The cultus of S Nicolas is one of the most ecumenical and one of the most ancient; he was a saint with as large a portfolio of Patronages as a Renaissance cardinal. He was, at Lancing, co-principal Patron with the Glorious Assumption of our Blessed Lady; on his feast day we used to sing the hymn composed for him by dear Basil Handford: Sancte, Sancte, Nicolas// Tute Patronus noster es// Laus et Deo Gloria// Sancte, pro nobis exor-a. So many of the waterside churches in Sussex, and elsewhere (Byzantine East as well as Latin West), have his Dedication. Wherever one goes, he is the old friend one so often seems to meet up with again. When we go to Gardone for the wonderful Roman Forum colloquium (have you signed up yet for 2017?), we offer our Masses each morning in the superb parish church dedicated Divo Nicolao (what a very 1750s way of writing!) high up the hillside overlooking the lake. Incidentally, one of the baroque ceiling paintings there shows S Nicolas Banishing the Moors. Megatopical?  Sancte, pro nobis exora!

But in the OF he is merely optional.

A point I would like to make is that the historical aspects of his cult mean that his observance is distinctly more significant than many feasts with a loftier 'intrinsic' status; even feasts, for example, of our Lord. S Martin is another saint about whom I would make a similar judgement. I would be far more outraged if either of them disappeared from the Calendar than I would at the disappearance of Christ the King from Excita Sunday, or S Joseph Opifex from May 1. Easy come, easy go, as Auntie used to say.

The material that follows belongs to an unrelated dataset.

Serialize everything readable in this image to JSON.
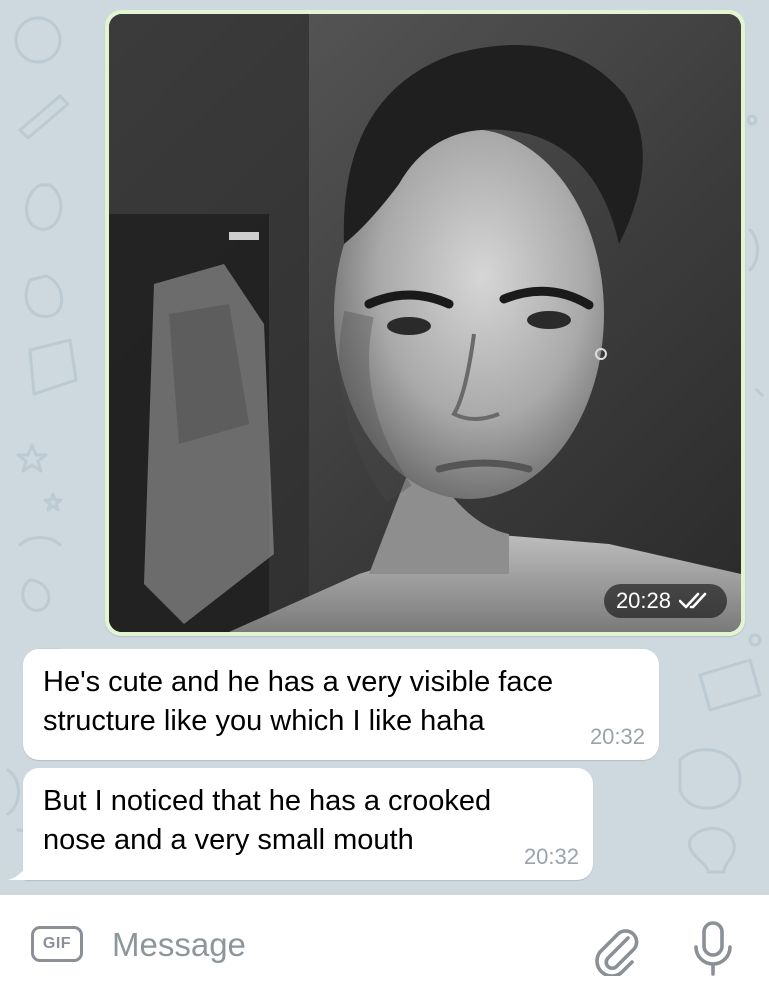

Does this mean that I lack the true Mind of the Church?

5 comments:

Andreas said...

Gaudeo te mentionem fecisse hujus sancti viri et certe non loqueris hic de illo homine cui "pinguis aqualiculus propenso sesquipede extet" (Pers. Sat. I) qui trito vulgi sermone apellatur Santaclaus.

William said...

To your closing question: No, it seems to me rather that it is the Church itself (or, to be precise, the Ecclesia Militans in its present manifestation) which has lost its own Mind, together with its Memory, in a tragically self-willed form of corporate dementia.

(But then I recognise that, as a Separated Brother, I could have got entirely the wrong end of the stick.)

Pastor in Monte said...

The spelling 'Nicolas' strikes me as being peculiar to the area around Lancing College: the devotion to him at the College presumably derives from Woodard's curacy in the parish of St Mary and St Nicolas in Shoreham.
And, of course, Newman's sister Jemima was the Vicar's wife at St Nicolas in Old Shoreham.
If my memory serves me right, the truncated Norman church in Bramber is also dedicated to St Nicolas without an 'h'. But I have never encountered the saint without his 'h' elsewhere.
Anyone know any other examples?

John said...

His collect is so delightfully blunt: ". . . grant that by his merits and prayers we may be delivered from the fires of hell."

Amen, indeed.

Matthew Roth said...

St. Joseph the Worker also hinders a historical feast.